Proposals submitted by the Civil Administration to the Bedouin to relocate onto building plots—which would include public infrastructure and compensation—were rejected on various grounds, often due to the political pressure of the Palestinian Authority and backed and assisted by European organizations. As such, Khan al-Ahmar has become a symbol in the struggle for Area C. Likewise in violation of Israeli law and the lawsuit, EU representatives erected light buildings for the Bedouin on these state lands. Under pressure from various factors in the EU, the site has even won the protection of German Prime Minister Angela Merkel.
The Civil Administration's law enforcement agencies froze construction on the site and prevented any development or strengthening of dilapidated buildings in the area, preserving the inhumane conditions of the Bedouins. However, a large group of settlers from Kfar Adumim came to the aid of their Bedouin neighbors for humanitarian assistance.
At first, these were introductory meetings to understand the neighbor's needs. However, these meetings have evolved into a network of aid and friendships that culminated in facilitating a hearing implant transplant in the ear of a deaf Bedouin child. And given the region’s the harsh weather, the Israelis came to the aid of their neighbors when a building caught fire and other buildings collapsed in the floods. It turned out that despite the international controversy, the human connection still exists, as it should.
During the elections, theright-wing Yamina party—led by Naftali Bennett—stated that as soon as it came to power, it would evacuate Khan al-Ahmar. However, the new Foreign Minister Yair Lapid asked the Supreme Court earlier this month to postpone the deadline of evacuation so that the new government could discuss the matter again. A few days later, reports came of a compromise proposal agreed by the Bedouin families, according to which the Bedouin would be relocate to the Arad Valley within Israeli territory and near other members of the Jahalin tribe in the area. Those who had been relocated would receive residential land, financial compensation and Permanent Resident status in Israel.
As in the crisis of the Eviatar outpost, there appears to be a welcome trend of PM Naftali Bennett resolving conflicts by way of compromise and agreements.
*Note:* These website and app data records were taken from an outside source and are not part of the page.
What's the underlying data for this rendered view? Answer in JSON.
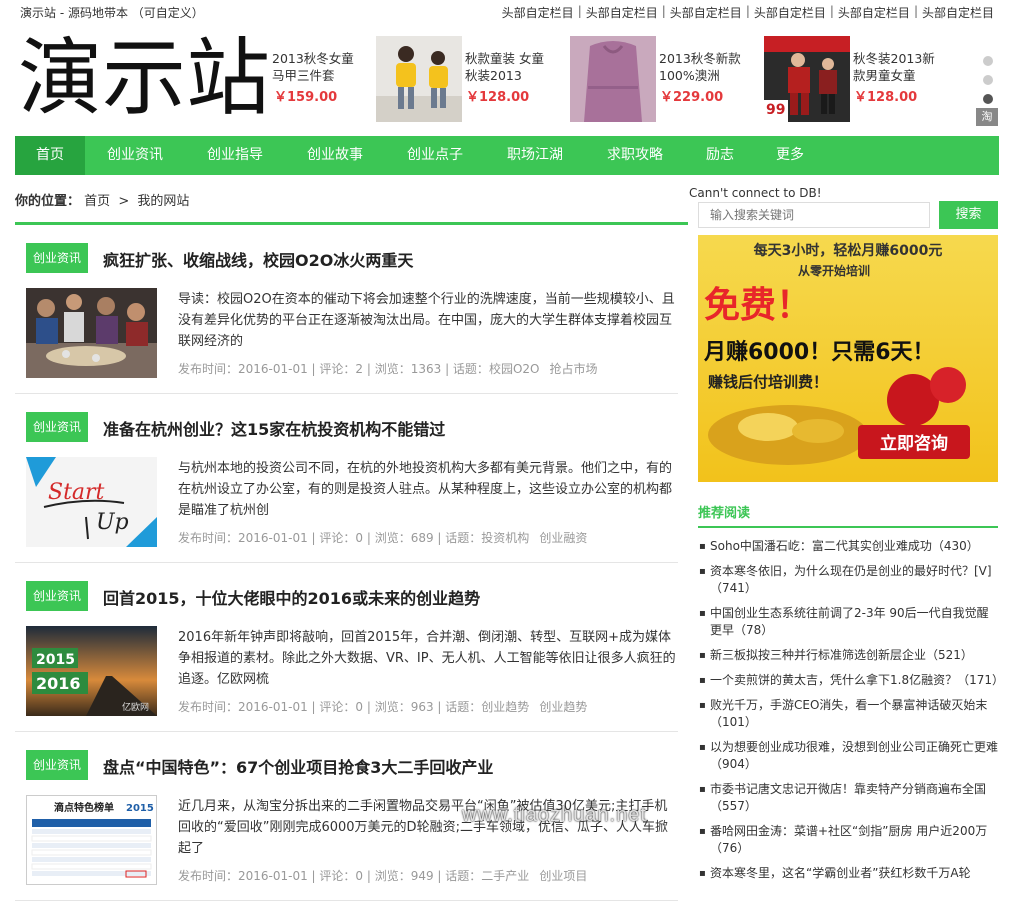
{
  "topbar": {
    "site_desc": "演示站 - 源码地带本 （可自定义）",
    "links": [
      "头部自定栏目",
      "头部自定栏目",
      "头部自定栏目",
      "头部自定栏目",
      "头部自定栏目",
      "头部自定栏目"
    ]
  },
  "logo": "演示站",
  "products": [
    {
      "title": "2013秋冬女童马甲三件套",
      "price": "￥159.00"
    },
    {
      "title": "秋款童装 女童 秋装2013",
      "price": "￥128.00"
    },
    {
      "title": "2013秋冬新款 100%澳洲",
      "price": "￥229.00"
    },
    {
      "title": "秋冬装2013新款男童女童",
      "price": "￥128.00"
    }
  ],
  "product_badge": "99",
  "taobao_badge": "淘",
  "nav": [
    "首页",
    "创业资讯",
    "创业指导",
    "创业故事",
    "创业点子",
    "职场江湖",
    "求职攻略",
    "励志",
    "更多"
  ],
  "breadcrumb": {
    "label": "你的位置：",
    "home": "首页",
    "sep": ">",
    "current": "我的网站"
  },
  "articles": [
    {
      "tag": "创业资讯",
      "title": "疯狂扩张、收缩战线，校园O2O冰火两重天",
      "summary": "导读：校园O2O在资本的催动下将会加速整个行业的洗牌速度，当前一些规模较小、且没有差异化优势的平台正在逐渐被淘汰出局。在中国，庞大的大学生群体支撑着校园互联网经济的",
      "meta": "发布时间：2016-01-01 | 评论：2 | 浏览：1363 | 话题：",
      "keywords": [
        "校园O2O",
        "抢占市场"
      ]
    },
    {
      "tag": "创业资讯",
      "title": "准备在杭州创业？这15家在杭投资机构不能错过",
      "summary": "与杭州本地的投资公司不同，在杭的外地投资机构大多都有美元背景。他们之中，有的在杭州设立了办公室，有的则是投资人驻点。从某种程度上，这些设立办公室的机构都是瞄准了杭州创",
      "meta": "发布时间：2016-01-01 | 评论：0 | 浏览：689 | 话题：",
      "keywords": [
        "投资机构",
        "创业融资"
      ],
      "thumb_text": [
        "Start",
        "Up"
      ]
    },
    {
      "tag": "创业资讯",
      "title": "回首2015，十位大佬眼中的2016或未来的创业趋势",
      "summary": "2016年新年钟声即将敲响，回首2015年，合并潮、倒闭潮、转型、互联网+成为媒体争相报道的素材。除此之外大数据、VR、IP、无人机、人工智能等依旧让很多人疯狂的追逐。亿欧网梳",
      "meta": "发布时间：2016-01-01 | 评论：0 | 浏览：963 | 话题：",
      "keywords": [
        "创业趋势",
        "创业趋势"
      ],
      "thumb_text": [
        "2015",
        "2016",
        "亿欧网"
      ]
    },
    {
      "tag": "创业资讯",
      "title": "盘点“中国特色”：67个创业项目抢食3大二手回收产业",
      "summary": "近几月来，从淘宝分拆出来的二手闲置物品交易平台“闲鱼”被估值30亿美元;主打手机回收的“爱回收”刚刚完成6000万美元的D轮融资;二手车领域，优信、瓜子、人人车掀起了",
      "meta": "发布时间：2016-01-01 | 评论：0 | 浏览：949 | 话题：",
      "keywords": [
        "二手产业",
        "创业项目"
      ],
      "thumb_text": [
        "滴点特色榜单",
        "2015"
      ]
    }
  ],
  "sidebar": {
    "db_msg": "Cann't connect to DB!",
    "search_placeholder": "输入搜索关键词",
    "search_button": "搜索",
    "ad": {
      "line1": "每天3小时，轻松月赚6000元",
      "line2": "从零开始培训",
      "line3": "免费！",
      "line4": "月赚6000！只需6天！",
      "line5": "赚钱后付培训费！",
      "button": "立即咨询"
    },
    "rec_title": "推荐阅读",
    "rec_items": [
      "Soho中国潘石屹：富二代其实创业难成功（430）",
      "资本寒冬依旧，为什么现在仍是创业的最好时代？[V]（741）",
      "中国创业生态系统往前调了2-3年 90后一代自我觉醒更早（78）",
      "新三板拟按三种并行标准筛选创新层企业（521）",
      "一个卖煎饼的黄太吉，凭什么拿下1.8亿融资？（171）",
      "败光千万，手游CEO消失，看一个暴富神话破灭始末（101）",
      "以为想要创业成功很难，没想到创业公司正确死亡更难（904）",
      "市委书记唐文忠记开微店！靠卖特产分销商遍布全国（557）",
      "番哈网田金涛：菜谱+社区“剑指”厨房 用户近200万（76）",
      "资本寒冬里，这名“学霸创业者”获红杉数千万A轮"
    ]
  },
  "watermark": "www.tiaozhuan.net",
  "colors": {
    "brand": "#3cc655",
    "brand_dark": "#27a43f",
    "price": "#e4393c"
  }
}
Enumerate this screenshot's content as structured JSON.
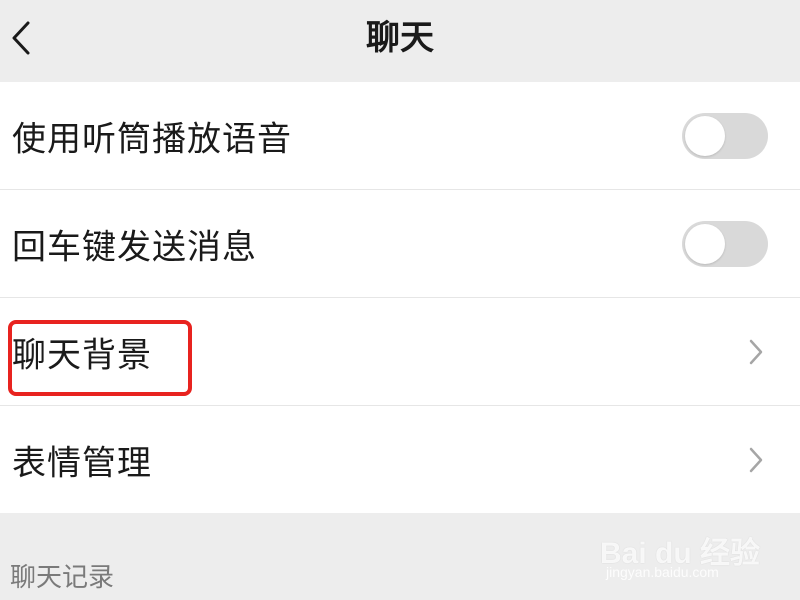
{
  "header": {
    "title": "聊天"
  },
  "settings": [
    {
      "label": "使用听筒播放语音",
      "control": "toggle",
      "on": false
    },
    {
      "label": "回车键发送消息",
      "control": "toggle",
      "on": false
    },
    {
      "label": "聊天背景",
      "control": "chevron"
    },
    {
      "label": "表情管理",
      "control": "chevron"
    }
  ],
  "section": {
    "label": "聊天记录"
  },
  "watermark": {
    "main": "Bai du 经验",
    "sub": "jingyan.baidu.com"
  },
  "colors": {
    "background": "#ededed",
    "row_background": "#ffffff",
    "toggle_off": "#d9d9d9",
    "highlight": "#e8231f"
  },
  "icons": {
    "back": "chevron-left-icon",
    "row_arrow": "chevron-right-icon"
  }
}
There is no doubt that the proposed agreement will benefit the Bedouin families. Now, the question is whether the Palestinian Authority and the European Union will allow the Bedouins to implement the agreement and improve their living conditions, or whether Khan al-Ahmar will once again become hostages to a political struggle.